▸ Exercise description
Find the lines below that contain the string "screenshot". Copy each one.

▸ Information shown
================

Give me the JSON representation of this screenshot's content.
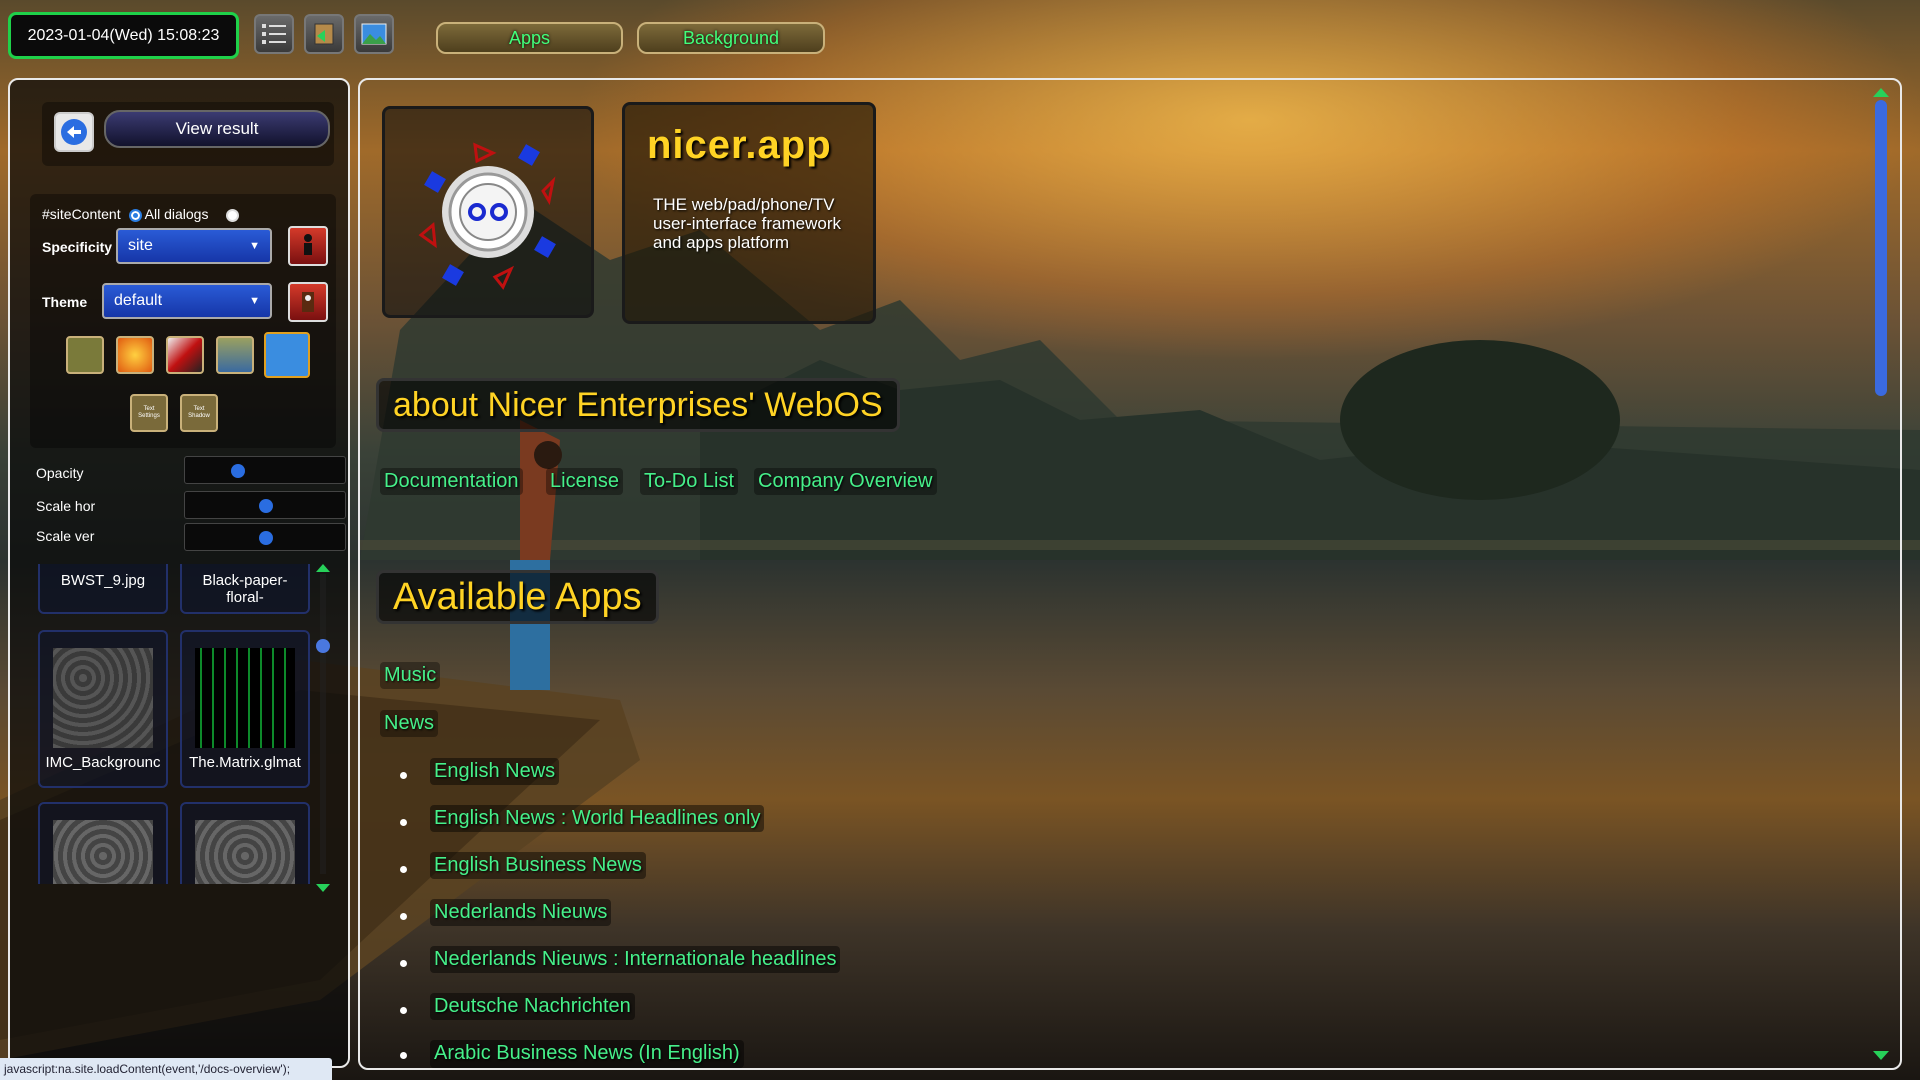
{
  "topbar": {
    "datetime": "2023-01-04(Wed) 15:08:23",
    "icons": [
      "list-icon",
      "upload-icon",
      "landscape-icon"
    ],
    "apps_label": "Apps",
    "background_label": "Background"
  },
  "leftpanel": {
    "view_result_label": "View result",
    "scope": {
      "site_content_label": "#siteContent",
      "all_dialogs_label": "All dialogs",
      "selected": "#siteContent"
    },
    "specificity": {
      "label": "Specificity",
      "value": "site"
    },
    "theme": {
      "label": "Theme",
      "value": "default"
    },
    "text_settings_label": "Text Settings",
    "text_shadow_label": "Text Shadow",
    "sliders": [
      {
        "label": "Opacity",
        "value": 0.33
      },
      {
        "label": "Scale hor",
        "value": 0.5
      },
      {
        "label": "Scale ver",
        "value": 0.5
      }
    ],
    "thumbnails": [
      {
        "name": "BWST_9.jpg"
      },
      {
        "name": "Black-paper-floral-"
      },
      {
        "name": "IMC_Backgrounc"
      },
      {
        "name": "The.Matrix.glmat"
      },
      {
        "name": ""
      },
      {
        "name": ""
      }
    ]
  },
  "statusbar": {
    "text": "javascript:na.site.loadContent(event,'/docs-overview');"
  },
  "main": {
    "brand": {
      "title": "nicer.app",
      "subtitle": "THE web/pad/phone/TV user-interface framework and apps platform"
    },
    "about_heading": "about Nicer Enterprises' WebOS",
    "nav": [
      "Documentation",
      "License",
      "To-Do List",
      "Company Overview"
    ],
    "apps_heading": "Available Apps",
    "apps": [
      "Music",
      "News"
    ],
    "news_items": [
      "English News",
      "English News : World Headlines only",
      "English Business News",
      "Nederlands Nieuws",
      "Nederlands Nieuws : Internationale headlines",
      "Deutsche Nachrichten",
      "Arabic Business News (In English)"
    ]
  },
  "colors": {
    "accent_green": "#46f08a",
    "heading_yellow": "#ffd324",
    "clock_border": "#1fd14a",
    "select_blue": "#1e4ac0"
  }
}
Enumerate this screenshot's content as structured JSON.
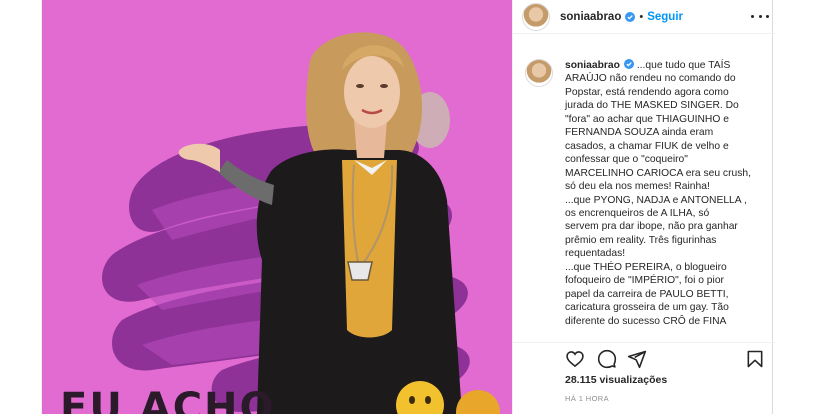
{
  "post": {
    "username": "soniaabrao",
    "separator": "•",
    "follow_label": "Seguir",
    "image_caption": "EU ACHO",
    "caption_lines": [
      "...que tudo que TAÍS",
      "ARAÚJO não rendeu no comando do",
      "Popstar, está rendendo agora como",
      "jurada do THE MASKED SINGER. Do",
      "\"fora\" ao achar que THIAGUINHO e",
      "FERNANDA SOUZA ainda eram",
      "casados, a chamar FIUK de velho e",
      "confessar que o \"coqueiro\"",
      "MARCELINHO CARIOCA era seu crush,",
      "só deu ela nos memes! Rainha!",
      "...que PYONG, NADJA e ANTONELLA ,",
      "os encrenqueiros de A ILHA, só",
      "servem pra dar ibope, não pra ganhar",
      "prêmio em reality. Três figurinhas",
      "requentadas!",
      "...que THÉO PEREIRA, o blogueiro",
      "fofoqueiro de \"IMPÉRIO\", foi o pior",
      "papel da carreira de PAULO BETTI,",
      "caricatura grosseira de um gay. Tão",
      "diferente do sucesso CRÔ de FINA"
    ],
    "views_count": "28.115",
    "views_label": "visualizações",
    "time_label": "HÁ 1 HORA"
  },
  "colors": {
    "accent": "#0095f6",
    "background_pink": "#e16bd0",
    "brush_purple": "#8a2f95"
  },
  "icons": [
    "verified-badge-icon",
    "more-options-icon",
    "heart-icon",
    "comment-icon",
    "share-icon",
    "bookmark-icon",
    "emoji-face-icon"
  ]
}
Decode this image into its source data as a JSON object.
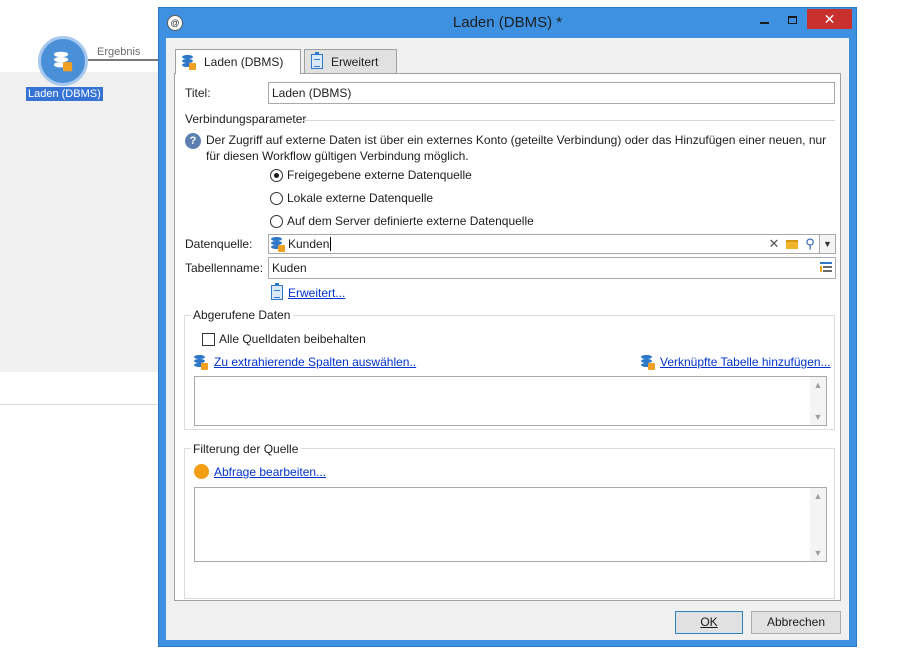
{
  "workflow": {
    "connector_label": "Ergebnis",
    "node_label": "Laden (DBMS)"
  },
  "window": {
    "title": "Laden (DBMS) *",
    "minimize_glyph": "—",
    "close_glyph": "✕"
  },
  "tabs": [
    {
      "label": "Laden (DBMS)",
      "icon": "database-load-icon",
      "active": true
    },
    {
      "label": "Erweitert",
      "icon": "clipboard-icon",
      "active": false
    }
  ],
  "form": {
    "title_label": "Titel:",
    "title_value": "Laden (DBMS)",
    "connection_section": "Verbindungsparameter",
    "help_glyph": "?",
    "info_text": "Der Zugriff auf externe Daten ist über ein externes Konto (geteilte Verbindung) oder das Hinzufügen einer neuen, nur für diesen Workflow gültigen Verbindung möglich.",
    "radio_options": [
      {
        "label": "Freigegebene externe Datenquelle",
        "checked": true
      },
      {
        "label": "Lokale externe Datenquelle",
        "checked": false
      },
      {
        "label": "Auf dem Server definierte externe Datenquelle",
        "checked": false
      }
    ],
    "datasource_label": "Datenquelle:",
    "datasource_value": "Kunden",
    "tablename_label": "Tabellenname:",
    "tablename_value": "Kuden",
    "advanced_link": "Erweitert..."
  },
  "retrieved": {
    "title": "Abgerufene Daten",
    "keep_all_label": "Alle Quelldaten beibehalten",
    "keep_all_checked": false,
    "select_columns_link": "Zu extrahierende Spalten auswählen..",
    "add_table_link": "Verknüpfte Tabelle hinzufügen..."
  },
  "filter": {
    "title": "Filterung der Quelle",
    "edit_query_link": "Abfrage bearbeiten..."
  },
  "buttons": {
    "ok": "OK",
    "cancel": "Abbrechen"
  },
  "colors": {
    "title_bar": "#3d91e0",
    "close_button": "#c7302d",
    "link": "#0033cc",
    "selection": "#3574d4"
  }
}
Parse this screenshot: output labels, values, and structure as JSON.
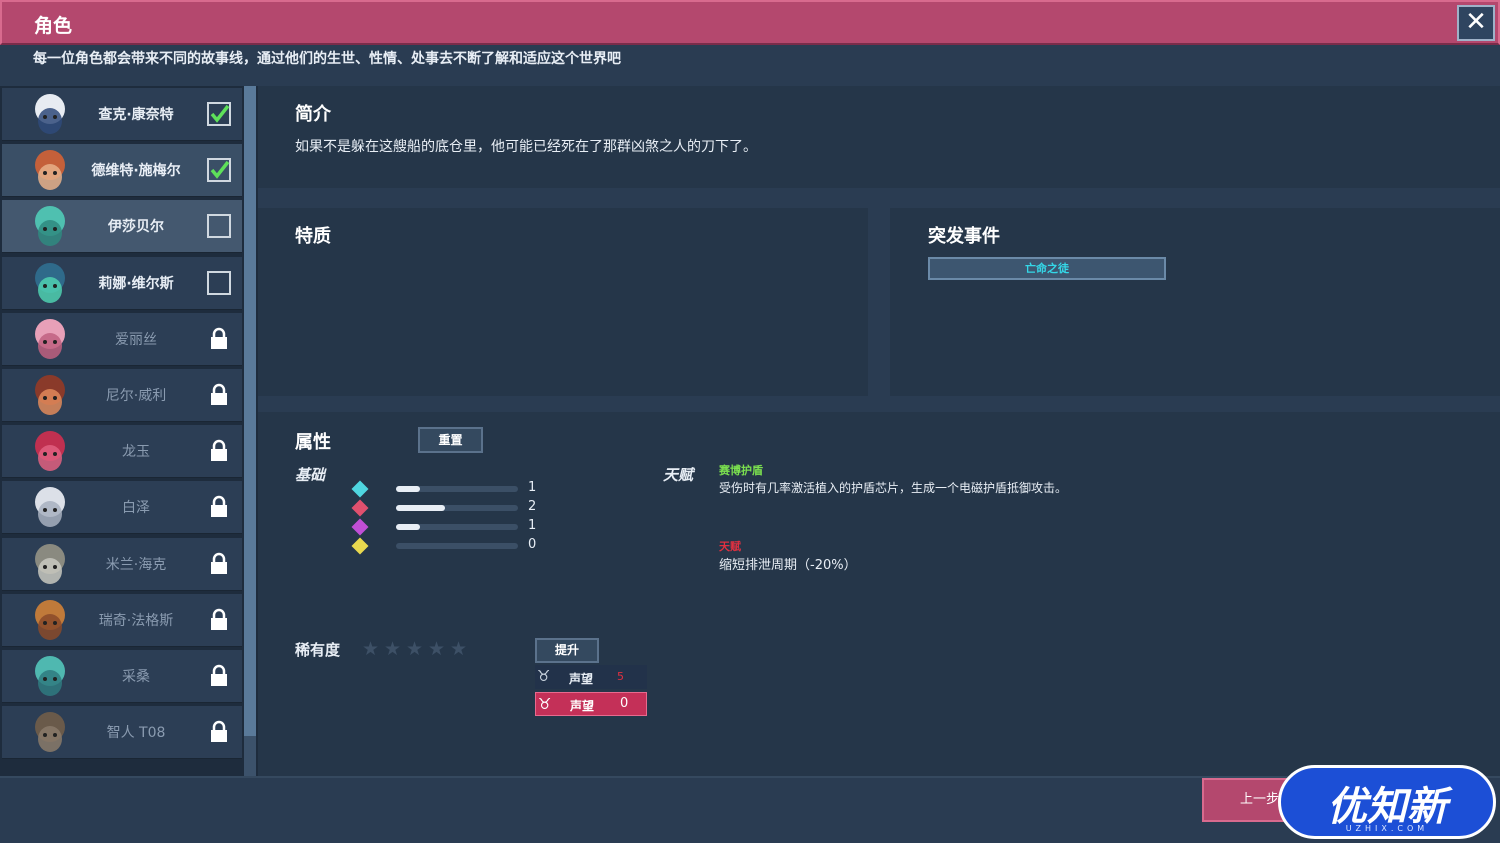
{
  "window": {
    "title": "角色",
    "subtitle": "每一位角色都会带来不同的故事线，通过他们的生世、性情、处事去不断了解和适应这个世界吧",
    "close_label": "✕"
  },
  "characters": [
    {
      "name": "查克·康奈特",
      "state": "checked"
    },
    {
      "name": "德维特·施梅尔",
      "state": "checked"
    },
    {
      "name": "伊莎贝尔",
      "state": "unchecked"
    },
    {
      "name": "莉娜·维尔斯",
      "state": "unchecked"
    },
    {
      "name": "爱丽丝",
      "state": "locked"
    },
    {
      "name": "尼尔·威利",
      "state": "locked"
    },
    {
      "name": "龙玉",
      "state": "locked"
    },
    {
      "name": "白泽",
      "state": "locked"
    },
    {
      "name": "米兰·海克",
      "state": "locked"
    },
    {
      "name": "瑞奇·法格斯",
      "state": "locked"
    },
    {
      "name": "采桑",
      "state": "locked"
    },
    {
      "name": "智人 T08",
      "state": "locked"
    }
  ],
  "intro": {
    "heading": "简介",
    "text": "如果不是躲在这艘船的底仓里，他可能已经死在了那群凶煞之人的刀下了。"
  },
  "traits": {
    "heading": "特质"
  },
  "events": {
    "heading": "突发事件",
    "event_button": "亡命之徒"
  },
  "attributes": {
    "heading": "属性",
    "reset_label": "重置",
    "base_label": "基础",
    "stats": [
      {
        "icon": "sword-icon",
        "color": "#4fd6e0",
        "value": 1,
        "fill": 0.2
      },
      {
        "icon": "fist-icon",
        "color": "#e0506e",
        "value": 2,
        "fill": 0.4
      },
      {
        "icon": "brain-icon",
        "color": "#c04fd6",
        "value": 1,
        "fill": 0.2
      },
      {
        "icon": "sparkle-icon",
        "color": "#e8d84f",
        "value": 0,
        "fill": 0
      }
    ],
    "talent_label": "天赋",
    "talent_name": "赛博护盾",
    "talent_desc": "受伤时有几率激活植入的护盾芯片，生成一个电磁护盾抵御攻击。",
    "debuff_name": "天赋",
    "debuff_desc": "缩短排泄周期（-20%）",
    "rarity_label": "稀有度",
    "rarity_stars": 5,
    "rarity_filled": 0,
    "upgrade_label": "提升",
    "reputation": [
      {
        "label": "声望",
        "value": "5"
      },
      {
        "label": "声望",
        "value": "0"
      }
    ]
  },
  "footer": {
    "prev_label": "上一步"
  },
  "watermark": {
    "text": "优知新",
    "sub": "UZHIX.COM"
  },
  "colors": {
    "titlebar": "#b4486e",
    "panel": "#253649",
    "talent": "#7be04f",
    "debuff": "#e03040",
    "event_text": "#34d8e8"
  }
}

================

▸ Exercise solution
Give me the JSON representation of this screenshot's content.
Enumerate this screenshot's content as structured JSON.
Parse this screenshot: output labels, values, and structure as JSON.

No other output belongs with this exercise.